It’s all the little details that count, however. You need to position the two ultrasonic drivers fairly precisely to create a standing wave, and while you can start at 8.25 mm and trial-and-error it, the article demonstrates using an oscilloscope to align the capsules by driving one and reading the signal out of the other and tweaking them until they’re in phase. Clever!

The author also takes the ultrasonic-transparent grille from one of the unused receivers and uses it as a spoon to help position the styrofoam bits in the sound waves. We always wondered how you’d do that!

It turns out that it’s easy to make a DIY ultrasonic levitation desk toy, and none of the parts are expensive or critical. The missing ingredient is just the gumption to try it, and now we have that, too.

As cool as they are, the HC-SR04 modules aren’t perfect for all distance sensing applications. Here’s everything you need to know about them, including hacks to make them work up-close. And since HC-SR04 sensors come cheapest in ten-packs, you’ll be wondering what you’re going to do with the other eight. That problem has apparently also been solved.

Computers May Someday Need A Drink

via hardware – Hackaday

“We want to put water right into your processor.” If that statement makes you sweat, that is good. Sweating is what we’re talking about, but it’s more involved than adding some water like a potted plant. Sweating works naturally by allowing liquid to evaporate, and that phase change is endothermic which is why it feels cool. Evaporative coolers that work in this way, also known as swamp coolers, haven’t been put into computers before because they are full of sloshy water. Researchers in South Korea and the United States of America have been working on an evaporative cooling system mimicking the way some insects keep themselves cool by breathing through their exoskeletons while living in damp soil.

Springtails are little bugs that have to keep the water and air separate, so they don’t drown in the wet dirt where they live. Mother Nature’s solution was for them to evolve to do this with columns that have sharp edges at the exit. Imagine you slowly add water to a test tube, it won’t spill as soon as you reach the top, it will form a dome. This is the meniscus. At a large scale, say a river dam, as soon as you get over the dam you would expect spillage, but at the test tube level you can see a curve. At the scale of the springtail, exuded water will form a globe and resist water pressure. That resistance to water pressure allows this type of water cooling to self-regulate. Those globes provide a lot of surface area, and as they evaporate, they allow more water to replenish the globe. Of course, excessive pressure will turn them into the smallest squirt guns.

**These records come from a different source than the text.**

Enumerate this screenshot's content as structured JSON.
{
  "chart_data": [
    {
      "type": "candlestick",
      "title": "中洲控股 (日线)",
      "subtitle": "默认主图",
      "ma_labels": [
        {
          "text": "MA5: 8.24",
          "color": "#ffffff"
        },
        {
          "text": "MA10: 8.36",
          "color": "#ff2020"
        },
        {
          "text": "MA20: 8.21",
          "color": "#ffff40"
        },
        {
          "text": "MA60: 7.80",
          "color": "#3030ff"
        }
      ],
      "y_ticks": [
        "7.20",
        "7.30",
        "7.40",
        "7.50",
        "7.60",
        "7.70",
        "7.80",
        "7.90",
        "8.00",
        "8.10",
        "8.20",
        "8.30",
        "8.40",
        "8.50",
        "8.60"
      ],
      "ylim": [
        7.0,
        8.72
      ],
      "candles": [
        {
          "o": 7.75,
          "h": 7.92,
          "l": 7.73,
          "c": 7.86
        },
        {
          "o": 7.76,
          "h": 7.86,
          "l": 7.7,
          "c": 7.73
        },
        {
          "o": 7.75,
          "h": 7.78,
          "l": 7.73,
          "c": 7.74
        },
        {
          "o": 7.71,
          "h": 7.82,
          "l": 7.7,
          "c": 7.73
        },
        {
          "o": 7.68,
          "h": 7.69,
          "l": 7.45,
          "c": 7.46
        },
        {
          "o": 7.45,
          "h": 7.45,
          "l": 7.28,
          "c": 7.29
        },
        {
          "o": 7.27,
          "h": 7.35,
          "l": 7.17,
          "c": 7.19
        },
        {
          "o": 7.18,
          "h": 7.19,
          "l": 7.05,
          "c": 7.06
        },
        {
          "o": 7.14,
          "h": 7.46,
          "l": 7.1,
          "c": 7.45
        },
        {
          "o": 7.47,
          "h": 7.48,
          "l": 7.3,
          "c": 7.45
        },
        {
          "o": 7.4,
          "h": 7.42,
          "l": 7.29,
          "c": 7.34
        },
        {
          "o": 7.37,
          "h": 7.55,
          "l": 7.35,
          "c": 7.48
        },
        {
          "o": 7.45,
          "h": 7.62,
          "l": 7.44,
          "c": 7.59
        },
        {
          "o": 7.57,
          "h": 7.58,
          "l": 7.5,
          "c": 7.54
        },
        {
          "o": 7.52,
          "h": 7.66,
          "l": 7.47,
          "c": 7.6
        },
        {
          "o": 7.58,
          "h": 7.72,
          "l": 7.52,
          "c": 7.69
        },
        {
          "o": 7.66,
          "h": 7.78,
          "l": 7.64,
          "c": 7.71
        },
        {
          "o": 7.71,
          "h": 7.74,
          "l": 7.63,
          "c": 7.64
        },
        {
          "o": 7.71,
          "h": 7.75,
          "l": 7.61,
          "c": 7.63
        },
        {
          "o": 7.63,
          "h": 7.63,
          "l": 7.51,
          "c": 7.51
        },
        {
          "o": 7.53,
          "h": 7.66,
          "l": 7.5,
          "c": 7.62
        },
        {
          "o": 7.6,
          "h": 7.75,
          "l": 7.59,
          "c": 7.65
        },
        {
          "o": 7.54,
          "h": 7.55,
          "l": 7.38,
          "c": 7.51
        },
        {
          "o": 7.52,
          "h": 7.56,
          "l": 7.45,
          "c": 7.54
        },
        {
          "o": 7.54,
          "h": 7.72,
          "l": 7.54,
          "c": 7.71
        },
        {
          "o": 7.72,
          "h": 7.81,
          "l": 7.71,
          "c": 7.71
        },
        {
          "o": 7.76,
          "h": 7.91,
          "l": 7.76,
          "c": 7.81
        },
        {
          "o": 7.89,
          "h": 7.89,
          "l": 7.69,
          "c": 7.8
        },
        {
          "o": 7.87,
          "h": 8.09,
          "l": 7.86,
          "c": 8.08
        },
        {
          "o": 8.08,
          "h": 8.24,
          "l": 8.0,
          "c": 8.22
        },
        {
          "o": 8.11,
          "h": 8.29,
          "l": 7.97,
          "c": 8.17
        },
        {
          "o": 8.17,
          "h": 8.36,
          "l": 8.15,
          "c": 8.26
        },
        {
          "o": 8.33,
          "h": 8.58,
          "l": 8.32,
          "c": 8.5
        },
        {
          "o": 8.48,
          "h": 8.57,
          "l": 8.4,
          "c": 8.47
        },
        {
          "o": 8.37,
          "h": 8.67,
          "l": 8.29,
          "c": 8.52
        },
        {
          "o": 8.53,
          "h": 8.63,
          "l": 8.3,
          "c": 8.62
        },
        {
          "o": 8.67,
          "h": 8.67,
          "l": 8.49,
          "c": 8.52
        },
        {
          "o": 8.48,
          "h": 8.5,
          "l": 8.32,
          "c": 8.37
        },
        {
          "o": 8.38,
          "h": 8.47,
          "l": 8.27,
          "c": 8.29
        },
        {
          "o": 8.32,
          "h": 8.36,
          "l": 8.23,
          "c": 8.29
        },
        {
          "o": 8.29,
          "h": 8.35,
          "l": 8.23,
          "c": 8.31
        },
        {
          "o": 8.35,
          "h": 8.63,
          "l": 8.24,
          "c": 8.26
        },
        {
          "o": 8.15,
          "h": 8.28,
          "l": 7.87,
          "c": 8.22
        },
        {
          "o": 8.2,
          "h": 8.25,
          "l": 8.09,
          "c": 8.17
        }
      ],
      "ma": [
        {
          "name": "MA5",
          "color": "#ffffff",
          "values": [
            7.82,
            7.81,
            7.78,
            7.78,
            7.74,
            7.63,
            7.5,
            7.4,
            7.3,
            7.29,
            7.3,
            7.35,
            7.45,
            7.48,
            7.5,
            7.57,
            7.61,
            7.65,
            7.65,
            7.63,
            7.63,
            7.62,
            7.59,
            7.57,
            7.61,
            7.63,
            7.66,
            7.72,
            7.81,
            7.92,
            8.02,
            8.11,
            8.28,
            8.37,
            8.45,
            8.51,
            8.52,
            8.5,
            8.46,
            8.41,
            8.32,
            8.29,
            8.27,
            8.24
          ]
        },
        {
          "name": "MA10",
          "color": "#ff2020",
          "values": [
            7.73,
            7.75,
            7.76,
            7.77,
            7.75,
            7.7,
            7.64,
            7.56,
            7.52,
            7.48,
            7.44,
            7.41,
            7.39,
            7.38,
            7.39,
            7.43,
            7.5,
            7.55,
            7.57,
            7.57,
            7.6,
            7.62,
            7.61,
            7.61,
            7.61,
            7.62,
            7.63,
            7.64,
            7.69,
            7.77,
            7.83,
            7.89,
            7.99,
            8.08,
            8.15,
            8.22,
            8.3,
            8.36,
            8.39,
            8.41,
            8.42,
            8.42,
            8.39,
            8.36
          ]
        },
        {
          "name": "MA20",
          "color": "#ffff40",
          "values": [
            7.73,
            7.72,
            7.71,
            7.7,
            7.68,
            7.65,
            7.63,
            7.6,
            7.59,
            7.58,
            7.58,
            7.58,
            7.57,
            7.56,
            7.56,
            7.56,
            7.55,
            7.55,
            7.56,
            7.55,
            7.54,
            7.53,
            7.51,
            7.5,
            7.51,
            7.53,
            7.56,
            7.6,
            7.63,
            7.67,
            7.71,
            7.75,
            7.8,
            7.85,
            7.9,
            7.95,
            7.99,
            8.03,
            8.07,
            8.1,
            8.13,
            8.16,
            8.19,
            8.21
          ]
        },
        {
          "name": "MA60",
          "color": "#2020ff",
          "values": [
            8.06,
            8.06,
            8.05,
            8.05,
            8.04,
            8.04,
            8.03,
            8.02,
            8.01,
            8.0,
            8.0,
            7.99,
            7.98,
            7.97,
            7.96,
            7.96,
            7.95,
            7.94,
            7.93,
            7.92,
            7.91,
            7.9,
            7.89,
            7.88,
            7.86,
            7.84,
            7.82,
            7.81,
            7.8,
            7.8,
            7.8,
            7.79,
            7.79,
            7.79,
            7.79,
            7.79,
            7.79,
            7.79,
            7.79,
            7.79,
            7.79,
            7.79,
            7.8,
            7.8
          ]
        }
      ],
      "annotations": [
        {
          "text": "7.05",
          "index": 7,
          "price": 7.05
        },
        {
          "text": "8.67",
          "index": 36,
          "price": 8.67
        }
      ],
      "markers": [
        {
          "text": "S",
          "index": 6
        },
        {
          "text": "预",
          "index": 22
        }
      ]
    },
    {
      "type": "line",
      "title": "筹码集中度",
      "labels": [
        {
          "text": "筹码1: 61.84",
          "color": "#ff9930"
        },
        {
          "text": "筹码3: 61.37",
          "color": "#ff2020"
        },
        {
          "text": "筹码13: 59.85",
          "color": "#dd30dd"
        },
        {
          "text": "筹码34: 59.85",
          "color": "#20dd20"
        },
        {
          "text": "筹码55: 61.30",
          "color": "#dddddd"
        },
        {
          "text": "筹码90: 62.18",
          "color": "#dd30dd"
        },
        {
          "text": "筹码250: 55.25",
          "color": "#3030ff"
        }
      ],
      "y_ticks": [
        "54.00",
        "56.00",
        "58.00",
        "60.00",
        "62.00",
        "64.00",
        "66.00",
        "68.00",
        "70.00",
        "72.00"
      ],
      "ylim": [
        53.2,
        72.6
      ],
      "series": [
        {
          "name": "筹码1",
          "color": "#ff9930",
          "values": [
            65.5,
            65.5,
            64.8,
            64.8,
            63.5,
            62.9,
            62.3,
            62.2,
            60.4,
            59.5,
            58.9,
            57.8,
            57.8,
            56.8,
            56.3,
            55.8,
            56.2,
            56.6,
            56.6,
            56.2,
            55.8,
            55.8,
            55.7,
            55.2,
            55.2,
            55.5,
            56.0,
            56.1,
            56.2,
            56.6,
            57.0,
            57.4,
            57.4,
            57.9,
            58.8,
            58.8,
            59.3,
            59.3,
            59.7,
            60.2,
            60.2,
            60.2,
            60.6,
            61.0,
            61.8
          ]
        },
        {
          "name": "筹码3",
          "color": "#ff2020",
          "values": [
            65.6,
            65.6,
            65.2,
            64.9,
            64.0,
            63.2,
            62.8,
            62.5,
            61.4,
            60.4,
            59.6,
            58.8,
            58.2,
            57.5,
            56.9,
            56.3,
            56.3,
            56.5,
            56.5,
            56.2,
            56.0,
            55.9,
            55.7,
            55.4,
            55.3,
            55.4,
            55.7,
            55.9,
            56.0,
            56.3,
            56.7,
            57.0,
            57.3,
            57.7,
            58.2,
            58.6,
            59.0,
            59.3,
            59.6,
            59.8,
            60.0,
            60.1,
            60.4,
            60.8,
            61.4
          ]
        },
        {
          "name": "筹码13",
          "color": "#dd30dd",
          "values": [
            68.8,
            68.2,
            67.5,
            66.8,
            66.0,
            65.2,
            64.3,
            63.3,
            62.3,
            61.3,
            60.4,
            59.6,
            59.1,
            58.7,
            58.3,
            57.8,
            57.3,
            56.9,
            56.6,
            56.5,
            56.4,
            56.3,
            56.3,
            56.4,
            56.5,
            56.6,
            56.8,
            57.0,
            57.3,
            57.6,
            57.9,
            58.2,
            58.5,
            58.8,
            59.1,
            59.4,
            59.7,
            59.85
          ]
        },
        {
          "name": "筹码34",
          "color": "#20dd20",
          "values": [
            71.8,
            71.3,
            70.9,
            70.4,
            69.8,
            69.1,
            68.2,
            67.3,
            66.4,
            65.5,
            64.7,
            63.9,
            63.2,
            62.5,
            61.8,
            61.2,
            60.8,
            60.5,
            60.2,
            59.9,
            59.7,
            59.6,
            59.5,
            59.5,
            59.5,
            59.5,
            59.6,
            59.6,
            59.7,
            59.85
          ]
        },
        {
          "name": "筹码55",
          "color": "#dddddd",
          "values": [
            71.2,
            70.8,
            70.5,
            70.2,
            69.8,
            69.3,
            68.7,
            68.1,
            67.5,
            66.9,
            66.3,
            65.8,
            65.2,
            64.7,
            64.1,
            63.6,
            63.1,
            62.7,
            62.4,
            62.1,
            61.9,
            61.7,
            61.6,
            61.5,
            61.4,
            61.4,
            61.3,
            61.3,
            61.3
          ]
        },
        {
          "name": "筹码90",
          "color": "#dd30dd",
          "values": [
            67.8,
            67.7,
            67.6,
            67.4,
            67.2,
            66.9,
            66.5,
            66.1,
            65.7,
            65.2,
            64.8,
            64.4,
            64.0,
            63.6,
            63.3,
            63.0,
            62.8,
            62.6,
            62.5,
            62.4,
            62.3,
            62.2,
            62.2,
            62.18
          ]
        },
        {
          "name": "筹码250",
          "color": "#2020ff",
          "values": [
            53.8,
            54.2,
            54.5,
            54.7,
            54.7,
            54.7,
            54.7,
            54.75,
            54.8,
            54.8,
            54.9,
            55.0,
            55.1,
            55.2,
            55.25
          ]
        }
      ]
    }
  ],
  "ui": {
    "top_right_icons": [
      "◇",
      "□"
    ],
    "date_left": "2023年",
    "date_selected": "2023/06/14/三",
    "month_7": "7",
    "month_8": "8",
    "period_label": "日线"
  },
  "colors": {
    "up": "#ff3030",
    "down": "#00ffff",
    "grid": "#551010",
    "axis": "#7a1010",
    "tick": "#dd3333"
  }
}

We have invented a lot by copying Mother Nature. Velcro was inspired by burrs, and some of our most clever robots copy insects. We can also be jerks about it.

Motion-Controlled KVM Switch

via hardware – Hackaday

Once upon a time, [hardwarecoder] acquired a Gen8 HP microserver that he began to toy around with. It started with ‘trying out’ some visualization before spiraling off the rails and fully setting up FreeBSD with ZFS as a QEMU-KVM virtual machine. While wondering what to do next, he happened to be lamenting how he couldn’t also fit his laptop on his desk, so he built himself a slick, motion-sensing KVM switch to solve his space problem.

At its heart, this device injects DCC code via the I2C pins on his monitors’ VGA cables to swap inputs while a relay ‘replugs’ the keyboard and mouse from the server to the laptop — and vice-versa — at the same time. On the completely custom PCB are a pair of infrared diodes and a receiver that detects Jedi-like hand waves which activate the swap. It’s a little more complex than some methods, but arguably much cooler.

Using an adapter, the pcb plugs into his keyboard, and the monitor data connections and keyboard/mouse output to the laptop and server stream out from there. There is a slight potential issue with cables torquing on the PCB, but with it being so conveniently close, [hardwarecoder] doesn’t need to handle it much.

[hardwarecoder]’s post is an impressively detailed breakdown and how-to for those of you who dare to dive into a similar endeavour. When managing larger computer systems, KVM switches are convenient solution, but can be an insidious vulnerability if left unchecked.